Reproduce the entries exactly as they appear below.
====
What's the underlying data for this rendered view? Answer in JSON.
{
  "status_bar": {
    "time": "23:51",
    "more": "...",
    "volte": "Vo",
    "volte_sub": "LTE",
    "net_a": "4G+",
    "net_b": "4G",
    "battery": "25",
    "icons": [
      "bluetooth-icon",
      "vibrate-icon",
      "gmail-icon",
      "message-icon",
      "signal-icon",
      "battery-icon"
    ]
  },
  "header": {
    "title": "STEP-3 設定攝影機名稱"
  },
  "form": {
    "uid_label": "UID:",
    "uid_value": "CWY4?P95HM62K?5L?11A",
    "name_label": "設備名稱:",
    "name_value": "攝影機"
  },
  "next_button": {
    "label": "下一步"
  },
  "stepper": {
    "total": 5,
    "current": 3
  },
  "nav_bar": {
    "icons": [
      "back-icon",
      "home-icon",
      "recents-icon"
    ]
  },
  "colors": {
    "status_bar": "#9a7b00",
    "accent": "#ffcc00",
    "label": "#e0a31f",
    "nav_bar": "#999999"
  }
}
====
### RESULT BELOW
What's the underlying data for this rendered view? Answer in JSON.
{
  "status_bar": {
    "time": "23:51",
    "more": "...",
    "volte": "Vo",
    "volte_sub": "LTE",
    "net_a": "4G+",
    "net_b": "4G",
    "battery": "25",
    "icons": [
      "bluetooth-icon",
      "vibrate-icon",
      "gmail-icon",
      "message-icon",
      "signal-icon",
      "battery-icon"
    ]
  },
  "header": {
    "title": "STEP-3 設定攝影機名稱"
  },
  "form": {
    "uid_label": "UID:",
    "uid_value": "CWY4?P95HM62K?5L?11A",
    "name_label": "設備名稱:",
    "name_value": "攝影機"
  },
  "next_button": {
    "label": "下一步"
  },
  "stepper": {
    "total": 5,
    "current": 3
  },
  "nav_bar": {
    "icons": [
      "back-icon",
      "home-icon",
      "recents-icon"
    ]
  },
  "colors": {
    "status_bar": "#9a7b00",
    "accent": "#ffcc00",
    "label": "#e0a31f",
    "nav_bar": "#999999"
  }
}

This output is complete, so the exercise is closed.